A June 2011 press release issued by state Senator Ken LaValle (R-Port Jefferson) said the “tax levy cap would shift the focus from total spending to the actual property taxes levied to support school district and local government expenses.”

But one unintended consequence might be that while districts are focused on making sure they stay within the cap, many are actually spending more.

In the two years since the cap was passed, the North Fork’s seven school districts have increased spending by a combined $19.21 million, while spending increased by just $10.22 million in the two previous years.

That’s not to place the blame for this gimmicky legislation on school administrators, who, given the choice, would prefer not to have a tax cap.

The problem with the law is that 2 percent means very little, it’s just a number that looks nice in a headline. The reality is you’ll not be voting on budgets that will raise your taxes by less than 2 percent this year.

The cap was the easy thing to do, but it might just lead to bigger headaches down the road.

For lawmakers to truly curb government spending across New York State they need to get public school teacher and administrator salaries, as well as the five- and six-figure payouts many of them receive upon retiring, back into the realm of what’s normal for middle-income earners.

Lawmakers should never even have considered passing this 2 percent tax increase cap without an accompanying public workers’ compensation overhaul.

04/05/13 7:59am
04/05/2013 7:59 AM
PAUL SQUIRE PHOTO  |  Volunteer firemen fighting the wildfires in Manorville last year.

PAUL SQUIRE FILE PHOTO | Volunteer firemen fighting the wildfires in Manorville last year.

April showers bring May flowers, the saying goes.

But not last year. April 2012 brought raging wildfires to the region, including a blaze that blackened over 1,100 acres from eastern Brookhaven into Riverhead Town, destroying homes and property and injuring volunteer firefighters along the way.

Already this year, on Wednesday, the National Weather Service warned of an enhanced threat of wildfires due to dry air and wind.

Related: Pine Barrens, fire victims see life returning to normal

Although local fire departments have taken the necessary steps to improve what was already a lauded response to the Wildfire of 2012, state officials in Albany should step up their response and get serious about preventing such disasters from ever happening.

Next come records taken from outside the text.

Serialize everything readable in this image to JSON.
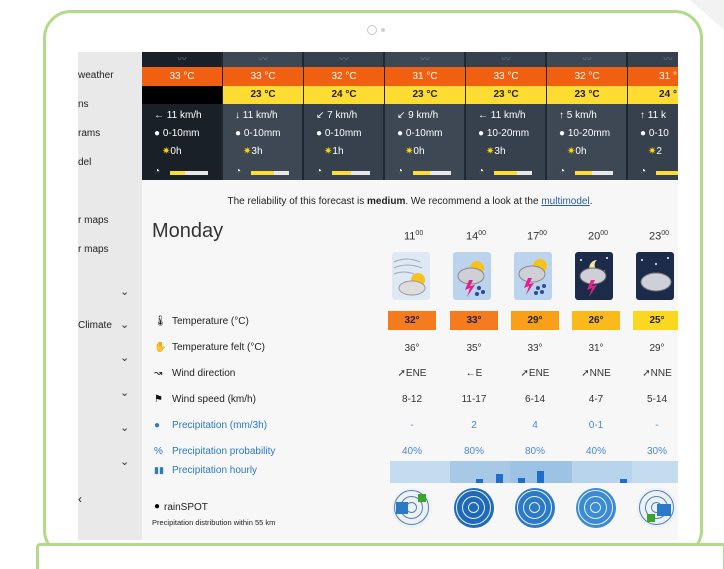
{
  "colors": {
    "accent_green": "#b3d98a",
    "strip": "#1f2830",
    "tmax": "#f06010",
    "tmin": "#ffdc32",
    "link": "#2a5ea8"
  },
  "sidebar": {
    "items": [
      "weather",
      "ns",
      "rams",
      "del",
      "r maps",
      "r maps",
      "Climate"
    ],
    "expand_icon": "chevron-down-icon",
    "arrow": "‹"
  },
  "strip": {
    "wave_glyph": "〰",
    "columns": [
      {
        "tmax": "33 °C",
        "tmin": "",
        "wind": "11 km/h",
        "wind_arrow": "←",
        "precip": "0-10mm",
        "sun": "0h",
        "sun_fraction": 0.0
      },
      {
        "tmax": "33 °C",
        "tmin": "23 °C",
        "wind": "11 km/h",
        "wind_arrow": "↓",
        "precip": "0-10mm",
        "sun": "3h",
        "sun_fraction": 0.2
      },
      {
        "tmax": "32 °C",
        "tmin": "24 °C",
        "wind": "7 km/h",
        "wind_arrow": "↙",
        "precip": "0-10mm",
        "sun": "1h",
        "sun_fraction": 0.1
      },
      {
        "tmax": "31 °C",
        "tmin": "23 °C",
        "wind": "9 km/h",
        "wind_arrow": "↙",
        "precip": "0-10mm",
        "sun": "0h",
        "sun_fraction": 0.05
      },
      {
        "tmax": "33 °C",
        "tmin": "23 °C",
        "wind": "11 km/h",
        "wind_arrow": "←",
        "precip": "10-20mm",
        "sun": "3h",
        "sun_fraction": 0.2
      },
      {
        "tmax": "32 °C",
        "tmin": "23 °C",
        "wind": "5 km/h",
        "wind_arrow": "↑",
        "precip": "10-20mm",
        "sun": "0h",
        "sun_fraction": 0.05
      },
      {
        "tmax": "31 °",
        "tmin": "24 °",
        "wind": "11 k",
        "wind_arrow": "↑",
        "precip": "0-10",
        "sun": "2",
        "sun_fraction": 0.3
      }
    ]
  },
  "reliability": {
    "prefix": "The reliability of this forecast is ",
    "level": "medium",
    "middle": ". We recommend a look at the ",
    "link": "multimodel",
    "suffix": "."
  },
  "day": "Monday",
  "hours": [
    {
      "h": "11",
      "m": "00"
    },
    {
      "h": "14",
      "m": "00"
    },
    {
      "h": "17",
      "m": "00"
    },
    {
      "h": "20",
      "m": "00"
    },
    {
      "h": "23",
      "m": "00"
    }
  ],
  "rows": {
    "temperature": {
      "label": "Temperature (°C)",
      "values": [
        "32°",
        "33°",
        "29°",
        "26°",
        "25°"
      ],
      "colors": [
        "#f57b1f",
        "#f57b1f",
        "#f9a01b",
        "#fbba1c",
        "#fcd71f"
      ]
    },
    "felt": {
      "label": "Temperature felt (°C)",
      "values": [
        "36°",
        "35°",
        "33°",
        "31°",
        "29°"
      ]
    },
    "wind_dir": {
      "label": "Wind direction",
      "values": [
        "ENE",
        "E",
        "ENE",
        "NNE",
        "NNE"
      ],
      "arrows": [
        "➚",
        "←",
        "➚",
        "➚",
        "➚"
      ]
    },
    "wind_speed": {
      "label": "Wind speed (km/h)",
      "values": [
        "8-12",
        "11-17",
        "6-14",
        "4-7",
        "5-14"
      ]
    },
    "precip": {
      "label": "Precipitation (mm/3h)",
      "values": [
        "-",
        "2",
        "4",
        "0-1",
        "-"
      ]
    },
    "prob": {
      "label": "Precipitation probability",
      "values": [
        "40%",
        "80%",
        "80%",
        "40%",
        "30%"
      ]
    },
    "hourly": {
      "label": "Precipitation hourly"
    }
  },
  "rainspot": {
    "title": "rainSPOT",
    "subtitle": "Precipitation distribution within 55 km"
  }
}
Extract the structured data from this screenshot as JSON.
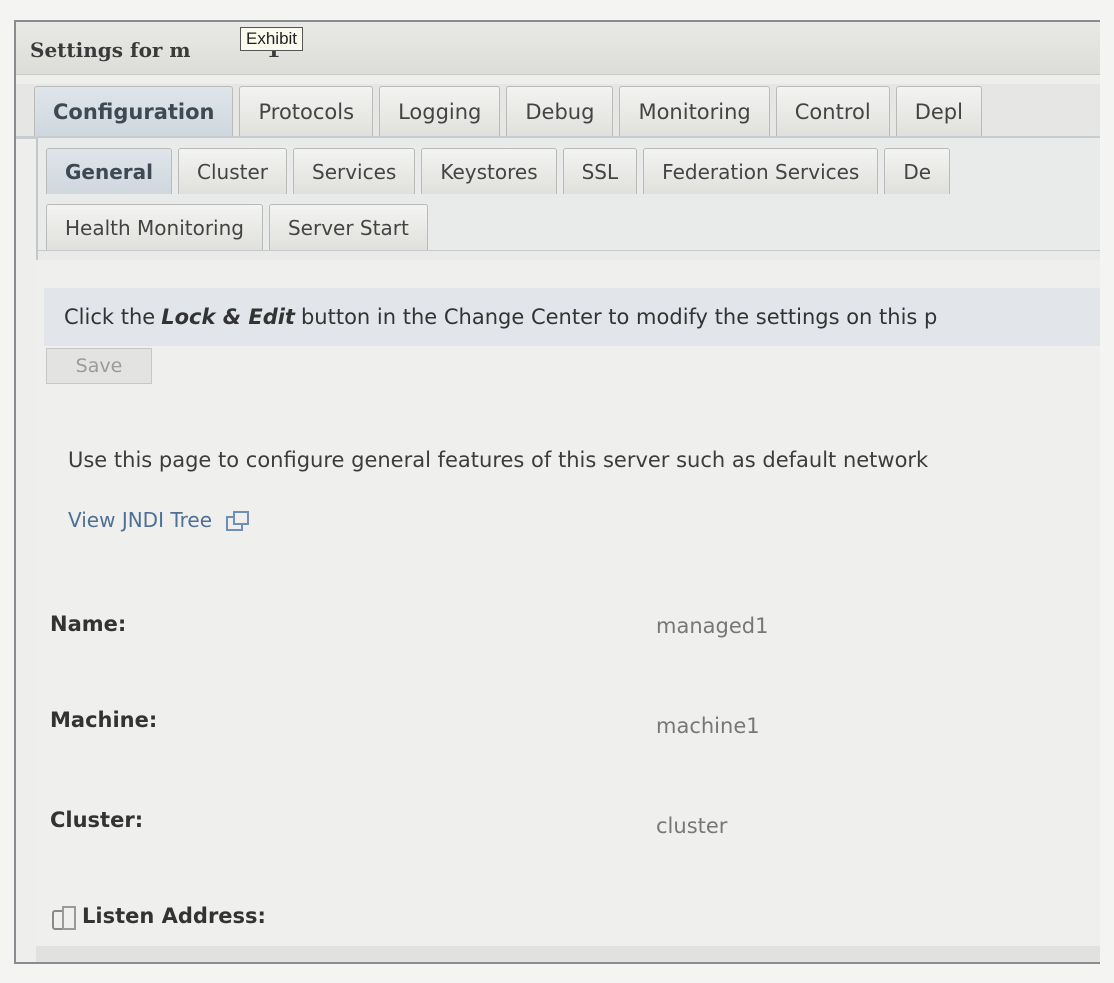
{
  "window": {
    "title": "Settings for managed1",
    "title_visible": "Settings for m",
    "title_tail": "1"
  },
  "tooltip": "Exhibit",
  "tabs": [
    "Configuration",
    "Protocols",
    "Logging",
    "Debug",
    "Monitoring",
    "Control",
    "Depl"
  ],
  "subtabs_row1": [
    "General",
    "Cluster",
    "Services",
    "Keystores",
    "SSL",
    "Federation Services",
    "De"
  ],
  "subtabs_row2": [
    "Health Monitoring",
    "Server Start"
  ],
  "notice": {
    "before": "Click the",
    "emph": "Lock & Edit",
    "after": "button in the Change Center to modify the settings on this p"
  },
  "save_label": "Save",
  "description": "Use this page to configure general features of this server such as default network",
  "jndi_link": "View JNDI Tree",
  "fields": [
    {
      "label": "Name:",
      "value": "managed1"
    },
    {
      "label": "Machine:",
      "value": "machine1"
    },
    {
      "label": "Cluster:",
      "value": "cluster"
    },
    {
      "label": "Listen Address:",
      "value": ""
    }
  ]
}
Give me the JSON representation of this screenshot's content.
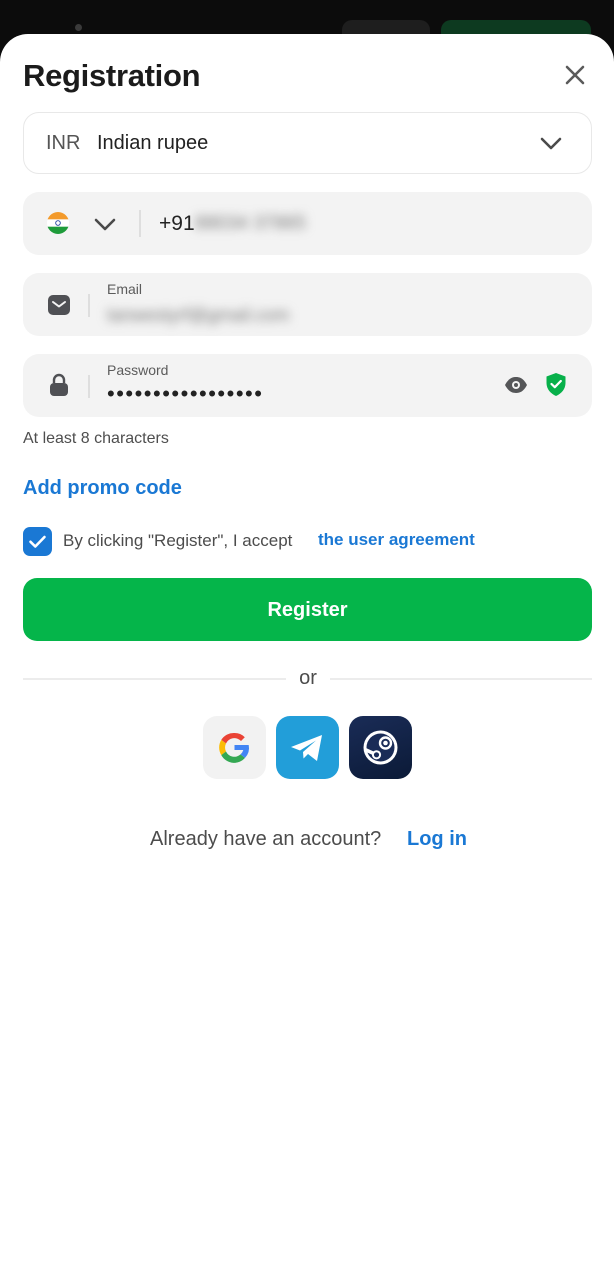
{
  "header": {
    "title": "Registration"
  },
  "currency": {
    "code": "INR",
    "name": "Indian rupee"
  },
  "phone": {
    "prefix": "+91",
    "number_blurred": "88034 37865"
  },
  "email": {
    "label": "Email",
    "value_blurred": "tanwestyrf@gmail.com"
  },
  "password": {
    "label": "Password",
    "value_masked": "•••••••••••••••••",
    "hint": "At least 8 characters"
  },
  "promo": {
    "label": "Add promo code"
  },
  "agreement": {
    "text": "By clicking \"Register\", I accept",
    "link": "the user agreement",
    "checked": true
  },
  "register": {
    "label": "Register"
  },
  "divider": {
    "label": "or"
  },
  "footer": {
    "question": "Already have an account?",
    "login_label": "Log in"
  },
  "colors": {
    "accent": "#1a78d4",
    "primary_button": "#05b54a",
    "field_bg": "#f3f3f3",
    "shield": "#07b04a"
  },
  "icons": [
    "close-icon",
    "chevron-down-icon",
    "india-flag-icon",
    "envelope-icon",
    "lock-icon",
    "eye-icon",
    "shield-check-icon",
    "checkmark-icon",
    "google-icon",
    "telegram-icon",
    "steam-icon"
  ]
}
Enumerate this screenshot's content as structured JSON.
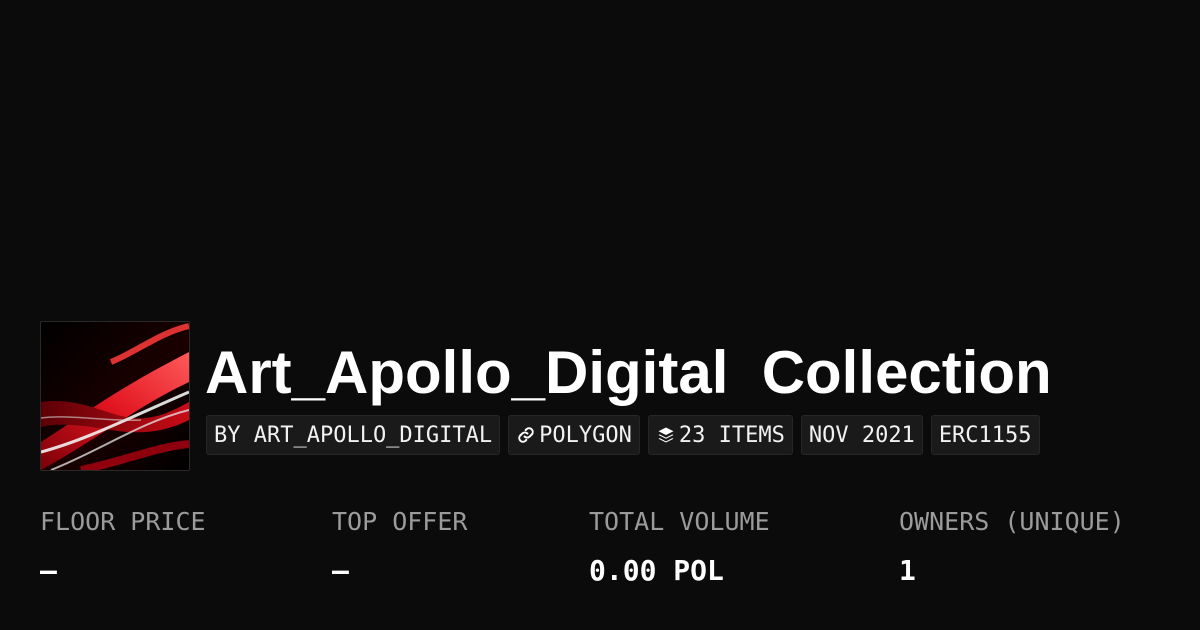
{
  "collection": {
    "title": "Art_Apollo_Digital  Collection",
    "tags": {
      "creator": "BY ART_APOLLO_DIGITAL",
      "chain": "POLYGON",
      "items": "23 ITEMS",
      "date": "NOV 2021",
      "standard": "ERC1155"
    },
    "icons": {
      "chain": "link-icon",
      "items": "layers-icon"
    }
  },
  "stats": {
    "floor_price": {
      "label": "FLOOR PRICE",
      "value": "–"
    },
    "top_offer": {
      "label": "TOP OFFER",
      "value": "–"
    },
    "total_volume": {
      "label": "TOTAL VOLUME",
      "value": "0.00 POL"
    },
    "owners": {
      "label": "OWNERS (UNIQUE)",
      "value": "1"
    }
  },
  "colors": {
    "background": "#0b0b0b",
    "tag_background": "#1a1a1a",
    "label_gray": "#9b9b9b",
    "artwork_red": "#d0101a"
  }
}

Controlled burns, also known as hazard reduction burning, in forested areas are still rarely used in Suffolk County as a way to prevent these windswept and uncontrolled fires from sparking in the first place. Although last year’s wildfire was deemed intentionally set, such fires are natural occurrences and necessary for regeneration within the Pine Barrens. Controlled burns, performed in small areas when conditions are right, should be undertaken regularly as they are in other states with more wildfire experience.

Government officials and residents in the Midwest know from experience that if they don’t act first, Mother Nature will find a way to take care of her forests. And she doesn’t take lives or property into account. Richard Amper of the Long Island Pine Barrens Society, who favors controlled burns, reports this week that state and local officials are looking into conducting more controlled burns, also known as prescribed fires.

But why is everyone still looking, when so many months have already passed?

Since last year, local firefighters have been taking important steps toward better equipping themselves for forest fires and more training. But controlled burns are a much less expensive way to ensure public safety — and it’s good for the environment. Though somewhat unfamiliar here, residents who live near forested areas must understand and refrain from issuing complaints with the government during such burns, something that has led to the cessation of burn programs in other states, ultimately resulting in disastrous results.

New York State Central Pine Barrens Commission executive director John Pavacic said that, while the commission has acted in trying to educate the public and fire departments on how to prevent and tackle accidental fires, it’s also “taking a fresh look” at updating its fire management plan. But it’s a year later and time is of the essence.

A plan that includes a sophisticated controlled burn program should be presented to the public sooner rather than later.